"people will judge us by what really matters".

In another place, he has been well supported by honourable Members, who have spoken about transport, roads and so on and have said that those are the things that really matter. However, I put it to the Minister that—especially in this House—as well as those things really mattering, so does the principle of an independent Civil Service, selected and promoted on merit. So, too, do the standards of public administration. I should like to use this opportunity to probe the Government about how they are approaching those responsibilities—the ones that really matter.

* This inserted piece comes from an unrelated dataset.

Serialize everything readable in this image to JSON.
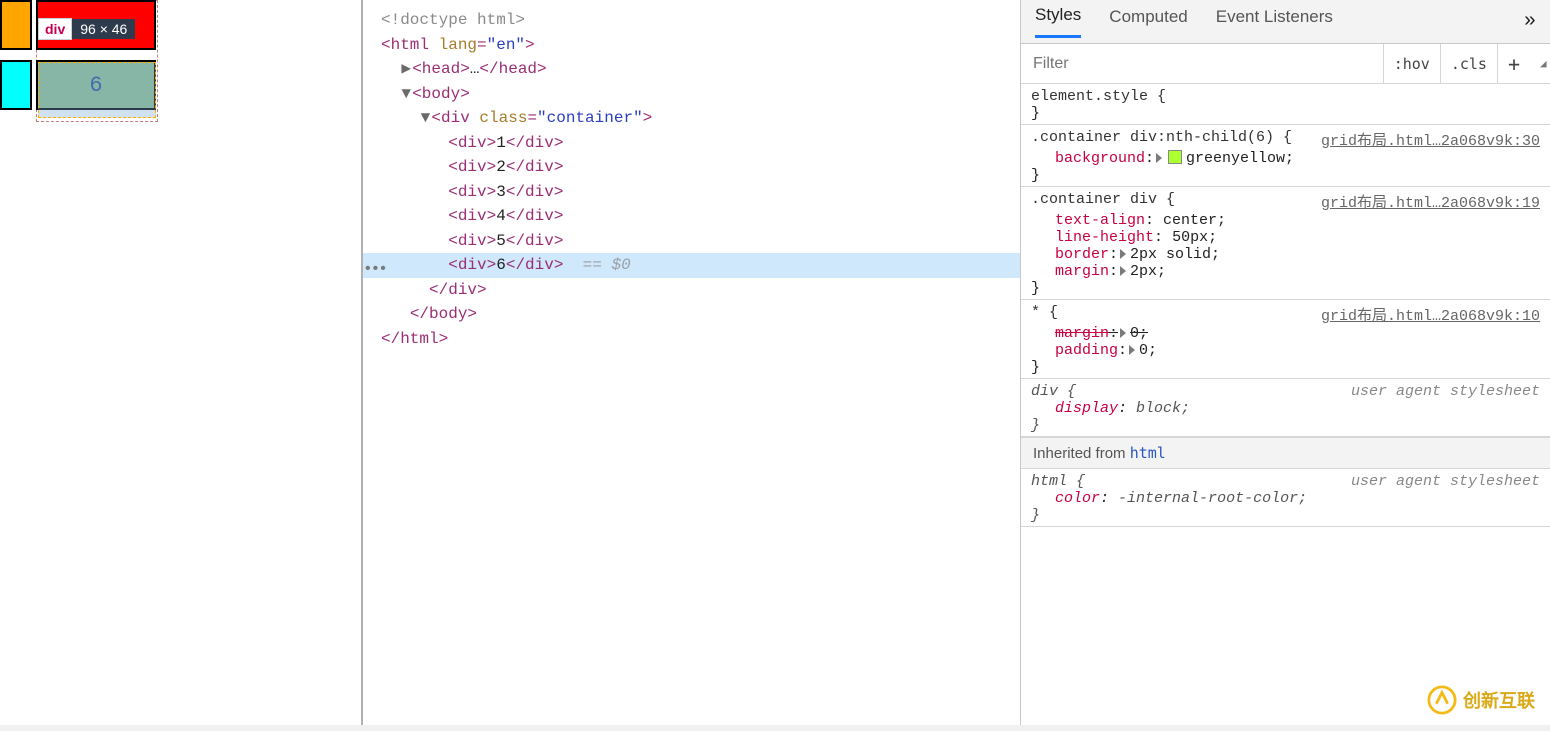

Before I do so, I should like to question a point made by the noble Viscount, Lord Astor. It is extraordinary that in his Statement the Secretary of State confirmed that he gave the view that Mr Sixsmith was not suitable for transfer to another department. That surely is outside the code of conduct for Ministers and is not proper behaviour. Perhaps the noble and learned Lord can confirm that Ministers are not expected to interfere in personnel matters in that direct way.

The Secretary of State also said that, as well as Mr Sixsmith, there were at work in the department,

"unnamed officials, acting quite contrary to the traditions and ethos of the Civil Service".

These are extremely serious charges. Can the Minister say whether the specific civil servants are under inquiry at this moment and whether they will be named and disciplined? Or will this charge be left hanging in the air as another part of the smokescreen surrounding the Government's explanation?

Is the Minister aware that outside the Downing Street bunker—if he is, he must be the only one—everyone now believes that the department needs a fresh start under a fresh Minister? The Government can send Mr Byers wherever they like, but that department needs a new start.

Does the Minister agree that this is not only a matter of a single Minister and an individual civil servant? The Labour Party had 18 years to think about it, and has had five years to practise it. Yet it has got its relationship with the career Civil Service into a terrible mess. There is something about this present mess that goes to the very heart of government—for instance, the way in which the Prime Minister handles his Cabinet and his special advisers in No. 10; the way in which he lets loose the Downing Street press machine and the lack of guidance to the press offices in individual departments. There is a need for the Government to clearly state, and underpin with action, the Northcote-Trevelyan principles which have stood us in good stead for 150 years.

Do the Government believe that there is a genuine conflict between the purely information role of press officers and their wider political propaganda role? What does the Minister think of Mr Charlie Whelan's suggestion that all press officer posts should be political appointments so that the role they play within government is clear? Will the Government introduce a Civil Service Bill? If not, what is the reason for delay?

Does the Minister agree that in these past four or five years, by the way they have allowed their special advisers to act the Government have missed a wonderful opportunity to reform our system of administration to enable us to bring in outside experience—including outside political experience—to the betterment of government?

Does he agree that there is also a responsibility on the senior civil servants—the so-called mandarins—to protect the Northcote-Trevelyan principles? They should be able to say, "No, Minister" as well as, "Yes, Minister". If a Minister and a government go beyond those principles, they should have the courage to resign.

In some ways it is not appropriate that a transport Minister should be answering these questions because this is not about transport policy but about governance and probity in government. We are lucky in this House because the Minister responding is well known not only as a departmental Minister but as one of the Prime Minister's close confidants, a man to whom he listens. Will he tell the Prime Minister that this is not a matter to be dealt with by bluster and braggadocio, but by looking at the crisis of confidence that really and genuinely exists in our Civil Service at the moment and acting on it? If the Prime Minister does not, he will deserve the contempt, and ultimately the punishment, of the electorate for failing in one of his most fundamental duties.